What you have to do ▸ Look through the lines below; wherever the word "this" appears, copy that line.
### Data ###
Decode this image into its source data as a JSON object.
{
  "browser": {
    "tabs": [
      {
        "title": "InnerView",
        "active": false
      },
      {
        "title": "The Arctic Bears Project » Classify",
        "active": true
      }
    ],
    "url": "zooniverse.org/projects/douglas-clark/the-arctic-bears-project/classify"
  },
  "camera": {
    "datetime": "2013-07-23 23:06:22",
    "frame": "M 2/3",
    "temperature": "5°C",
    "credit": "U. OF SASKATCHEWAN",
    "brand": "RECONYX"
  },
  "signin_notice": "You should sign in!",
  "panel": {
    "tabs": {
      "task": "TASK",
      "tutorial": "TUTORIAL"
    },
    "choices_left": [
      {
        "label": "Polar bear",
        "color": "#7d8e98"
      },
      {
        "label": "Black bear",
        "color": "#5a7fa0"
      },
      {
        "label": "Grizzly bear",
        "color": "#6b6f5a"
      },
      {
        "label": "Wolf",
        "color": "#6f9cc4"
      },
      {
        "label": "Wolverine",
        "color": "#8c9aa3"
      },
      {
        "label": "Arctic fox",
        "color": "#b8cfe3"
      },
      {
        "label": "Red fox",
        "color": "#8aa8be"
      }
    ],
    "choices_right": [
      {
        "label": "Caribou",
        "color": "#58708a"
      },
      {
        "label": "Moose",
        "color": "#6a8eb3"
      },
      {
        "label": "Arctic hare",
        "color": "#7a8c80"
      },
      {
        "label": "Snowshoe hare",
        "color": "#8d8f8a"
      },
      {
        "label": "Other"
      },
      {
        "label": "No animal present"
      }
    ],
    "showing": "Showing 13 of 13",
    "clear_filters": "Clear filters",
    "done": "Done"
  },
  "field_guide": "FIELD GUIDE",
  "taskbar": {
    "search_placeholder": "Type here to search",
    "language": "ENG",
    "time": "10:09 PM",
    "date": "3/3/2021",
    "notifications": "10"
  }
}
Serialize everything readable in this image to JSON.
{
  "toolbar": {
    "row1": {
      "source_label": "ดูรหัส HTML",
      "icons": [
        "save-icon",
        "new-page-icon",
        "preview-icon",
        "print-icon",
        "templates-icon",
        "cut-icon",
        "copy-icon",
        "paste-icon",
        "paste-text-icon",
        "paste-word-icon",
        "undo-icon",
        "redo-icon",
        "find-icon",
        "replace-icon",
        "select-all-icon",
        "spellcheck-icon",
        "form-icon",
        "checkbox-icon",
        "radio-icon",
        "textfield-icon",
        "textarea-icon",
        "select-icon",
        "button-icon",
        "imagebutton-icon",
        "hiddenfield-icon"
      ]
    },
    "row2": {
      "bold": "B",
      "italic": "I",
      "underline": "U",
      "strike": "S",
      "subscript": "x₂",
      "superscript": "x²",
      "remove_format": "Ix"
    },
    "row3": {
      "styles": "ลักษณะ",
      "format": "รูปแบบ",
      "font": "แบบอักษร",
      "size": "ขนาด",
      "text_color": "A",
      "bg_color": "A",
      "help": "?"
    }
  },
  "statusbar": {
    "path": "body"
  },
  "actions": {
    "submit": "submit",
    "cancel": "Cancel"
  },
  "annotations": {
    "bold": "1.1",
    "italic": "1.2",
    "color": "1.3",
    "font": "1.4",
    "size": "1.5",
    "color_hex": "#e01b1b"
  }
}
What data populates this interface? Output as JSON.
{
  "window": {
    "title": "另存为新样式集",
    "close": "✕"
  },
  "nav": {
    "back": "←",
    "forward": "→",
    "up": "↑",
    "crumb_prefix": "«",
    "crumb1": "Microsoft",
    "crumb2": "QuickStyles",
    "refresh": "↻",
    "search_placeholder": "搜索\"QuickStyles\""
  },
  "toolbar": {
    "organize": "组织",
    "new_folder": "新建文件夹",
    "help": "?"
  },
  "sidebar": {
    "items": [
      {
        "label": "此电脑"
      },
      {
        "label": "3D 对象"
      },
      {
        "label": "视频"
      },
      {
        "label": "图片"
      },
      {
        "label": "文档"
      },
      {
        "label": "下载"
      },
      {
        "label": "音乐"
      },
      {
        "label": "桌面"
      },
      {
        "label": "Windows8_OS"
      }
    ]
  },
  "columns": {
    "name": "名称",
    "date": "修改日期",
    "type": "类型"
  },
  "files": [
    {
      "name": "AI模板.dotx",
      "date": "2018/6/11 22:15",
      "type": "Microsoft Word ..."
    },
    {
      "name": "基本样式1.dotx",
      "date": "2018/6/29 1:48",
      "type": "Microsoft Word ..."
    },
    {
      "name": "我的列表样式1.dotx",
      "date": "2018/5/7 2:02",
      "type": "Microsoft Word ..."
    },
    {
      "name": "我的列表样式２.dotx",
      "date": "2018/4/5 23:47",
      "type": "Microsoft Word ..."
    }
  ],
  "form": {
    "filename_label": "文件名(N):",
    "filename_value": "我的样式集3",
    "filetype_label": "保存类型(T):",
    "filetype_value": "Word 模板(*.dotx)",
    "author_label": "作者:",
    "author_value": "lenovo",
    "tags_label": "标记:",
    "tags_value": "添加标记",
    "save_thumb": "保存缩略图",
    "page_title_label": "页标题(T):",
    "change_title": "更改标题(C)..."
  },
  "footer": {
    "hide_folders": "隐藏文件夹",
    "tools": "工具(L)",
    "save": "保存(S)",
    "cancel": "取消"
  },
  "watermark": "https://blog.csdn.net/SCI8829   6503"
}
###
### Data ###
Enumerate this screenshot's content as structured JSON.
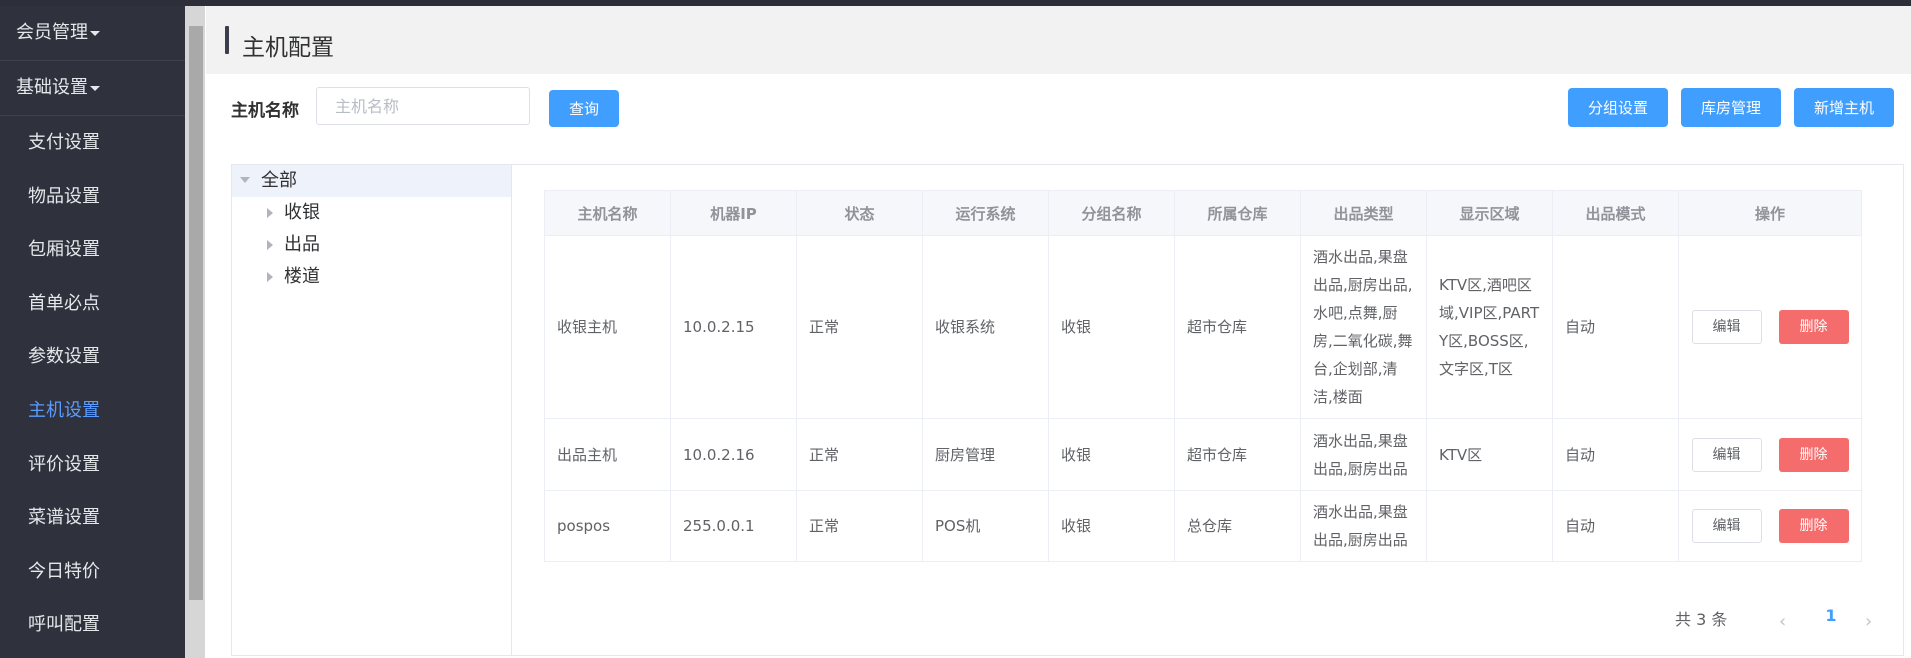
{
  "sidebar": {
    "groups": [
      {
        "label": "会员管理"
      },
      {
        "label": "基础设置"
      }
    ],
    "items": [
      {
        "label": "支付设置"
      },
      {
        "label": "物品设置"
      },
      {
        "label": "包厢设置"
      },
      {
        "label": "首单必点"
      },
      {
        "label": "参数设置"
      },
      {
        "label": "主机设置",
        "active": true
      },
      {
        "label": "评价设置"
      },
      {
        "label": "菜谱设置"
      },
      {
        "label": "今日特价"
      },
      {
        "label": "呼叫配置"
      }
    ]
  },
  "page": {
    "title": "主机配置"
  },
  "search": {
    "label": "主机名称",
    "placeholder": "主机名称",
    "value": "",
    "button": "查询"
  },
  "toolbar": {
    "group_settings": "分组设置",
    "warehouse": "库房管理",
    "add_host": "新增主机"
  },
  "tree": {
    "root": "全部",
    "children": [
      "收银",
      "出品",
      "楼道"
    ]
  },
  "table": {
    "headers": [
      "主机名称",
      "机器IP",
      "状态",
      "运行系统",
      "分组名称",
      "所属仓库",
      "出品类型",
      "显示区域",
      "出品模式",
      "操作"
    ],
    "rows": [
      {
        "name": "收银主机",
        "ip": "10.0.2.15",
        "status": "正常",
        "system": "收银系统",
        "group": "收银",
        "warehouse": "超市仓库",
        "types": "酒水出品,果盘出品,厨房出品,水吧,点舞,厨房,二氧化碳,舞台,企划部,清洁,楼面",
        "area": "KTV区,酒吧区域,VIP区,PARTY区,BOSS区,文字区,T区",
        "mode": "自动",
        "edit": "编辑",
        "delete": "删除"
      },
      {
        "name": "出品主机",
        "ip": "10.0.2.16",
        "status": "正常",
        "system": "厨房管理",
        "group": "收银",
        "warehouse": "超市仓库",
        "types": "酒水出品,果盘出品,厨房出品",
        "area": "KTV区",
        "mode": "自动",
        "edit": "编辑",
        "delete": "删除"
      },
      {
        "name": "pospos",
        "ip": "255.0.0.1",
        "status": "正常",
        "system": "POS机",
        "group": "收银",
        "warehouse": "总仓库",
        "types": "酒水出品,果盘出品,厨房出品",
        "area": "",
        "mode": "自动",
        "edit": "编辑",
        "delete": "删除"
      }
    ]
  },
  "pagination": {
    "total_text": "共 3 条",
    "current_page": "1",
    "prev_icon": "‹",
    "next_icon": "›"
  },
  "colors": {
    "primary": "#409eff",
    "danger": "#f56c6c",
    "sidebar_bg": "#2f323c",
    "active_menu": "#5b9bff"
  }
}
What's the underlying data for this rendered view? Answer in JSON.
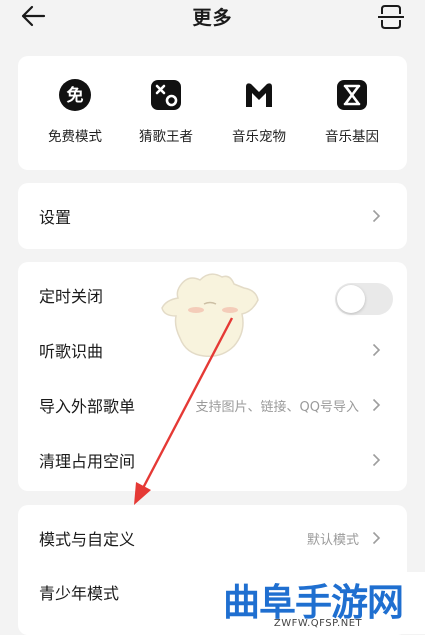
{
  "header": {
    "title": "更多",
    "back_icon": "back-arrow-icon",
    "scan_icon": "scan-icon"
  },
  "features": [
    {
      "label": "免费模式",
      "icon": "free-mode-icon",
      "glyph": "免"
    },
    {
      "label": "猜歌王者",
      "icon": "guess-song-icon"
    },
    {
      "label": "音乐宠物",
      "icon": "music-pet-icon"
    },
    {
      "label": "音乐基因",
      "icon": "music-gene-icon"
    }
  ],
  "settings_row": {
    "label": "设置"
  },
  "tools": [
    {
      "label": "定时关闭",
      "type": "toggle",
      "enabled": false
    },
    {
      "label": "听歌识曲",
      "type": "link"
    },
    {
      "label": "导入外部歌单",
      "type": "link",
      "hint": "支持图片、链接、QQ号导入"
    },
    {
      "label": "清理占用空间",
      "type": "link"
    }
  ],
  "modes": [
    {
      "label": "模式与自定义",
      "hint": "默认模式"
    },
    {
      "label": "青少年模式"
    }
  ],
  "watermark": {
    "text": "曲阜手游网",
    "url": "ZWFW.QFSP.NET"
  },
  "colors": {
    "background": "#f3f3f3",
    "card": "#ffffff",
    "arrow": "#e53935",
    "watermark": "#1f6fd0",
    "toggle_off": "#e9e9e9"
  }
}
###
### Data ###
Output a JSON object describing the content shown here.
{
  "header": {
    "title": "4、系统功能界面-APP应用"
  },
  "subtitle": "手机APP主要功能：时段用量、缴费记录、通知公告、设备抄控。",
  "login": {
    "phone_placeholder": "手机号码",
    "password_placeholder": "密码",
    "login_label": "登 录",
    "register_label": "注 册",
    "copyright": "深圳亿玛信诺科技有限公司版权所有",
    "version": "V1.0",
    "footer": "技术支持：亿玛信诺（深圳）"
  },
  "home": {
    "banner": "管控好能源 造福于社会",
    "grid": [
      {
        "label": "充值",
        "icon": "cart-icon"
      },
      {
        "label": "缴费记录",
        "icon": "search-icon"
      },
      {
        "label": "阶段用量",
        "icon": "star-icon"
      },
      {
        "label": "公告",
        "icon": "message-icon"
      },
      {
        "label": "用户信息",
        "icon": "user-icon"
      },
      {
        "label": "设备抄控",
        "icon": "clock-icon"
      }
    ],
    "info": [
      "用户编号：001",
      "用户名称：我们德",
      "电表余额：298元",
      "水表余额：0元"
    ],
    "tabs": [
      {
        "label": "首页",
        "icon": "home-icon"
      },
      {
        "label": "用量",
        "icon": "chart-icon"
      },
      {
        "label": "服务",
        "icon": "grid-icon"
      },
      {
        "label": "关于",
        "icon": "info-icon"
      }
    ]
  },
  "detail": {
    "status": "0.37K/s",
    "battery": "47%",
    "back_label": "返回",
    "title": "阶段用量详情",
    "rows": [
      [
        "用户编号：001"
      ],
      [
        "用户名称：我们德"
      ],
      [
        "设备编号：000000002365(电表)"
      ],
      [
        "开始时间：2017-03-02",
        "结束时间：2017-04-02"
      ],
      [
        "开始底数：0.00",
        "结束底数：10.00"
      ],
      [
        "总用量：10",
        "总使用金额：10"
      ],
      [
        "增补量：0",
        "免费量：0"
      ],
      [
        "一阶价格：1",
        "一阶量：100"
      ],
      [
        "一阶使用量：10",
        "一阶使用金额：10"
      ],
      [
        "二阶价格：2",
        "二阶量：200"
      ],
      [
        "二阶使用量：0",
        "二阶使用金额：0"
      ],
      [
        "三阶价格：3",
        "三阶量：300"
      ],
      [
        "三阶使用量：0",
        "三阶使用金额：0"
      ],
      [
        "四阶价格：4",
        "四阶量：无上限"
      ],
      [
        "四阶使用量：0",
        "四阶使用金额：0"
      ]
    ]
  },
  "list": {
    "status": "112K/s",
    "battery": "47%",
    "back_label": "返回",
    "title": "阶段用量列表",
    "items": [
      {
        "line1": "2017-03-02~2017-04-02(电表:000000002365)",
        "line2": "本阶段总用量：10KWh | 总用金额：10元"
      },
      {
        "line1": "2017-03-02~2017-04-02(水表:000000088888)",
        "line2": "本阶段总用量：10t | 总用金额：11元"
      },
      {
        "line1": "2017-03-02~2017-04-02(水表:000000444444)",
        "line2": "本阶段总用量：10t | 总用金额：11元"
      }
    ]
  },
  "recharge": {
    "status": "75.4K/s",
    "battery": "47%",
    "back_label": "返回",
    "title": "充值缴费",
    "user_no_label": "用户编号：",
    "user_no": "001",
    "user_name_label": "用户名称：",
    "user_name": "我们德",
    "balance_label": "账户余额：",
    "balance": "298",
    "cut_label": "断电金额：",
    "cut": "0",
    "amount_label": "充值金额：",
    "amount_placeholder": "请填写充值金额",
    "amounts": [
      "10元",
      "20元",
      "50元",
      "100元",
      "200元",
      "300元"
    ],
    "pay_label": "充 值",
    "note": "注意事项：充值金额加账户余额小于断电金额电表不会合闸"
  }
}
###
Solution ▸
Decode this image into its source data as a JSON object.
Serialize everything readable in this image to JSON.
What data populates this interface? Output as JSON.
Enumerate this screenshot's content as structured JSON.
What's the underlying data for this rendered view? Answer in JSON.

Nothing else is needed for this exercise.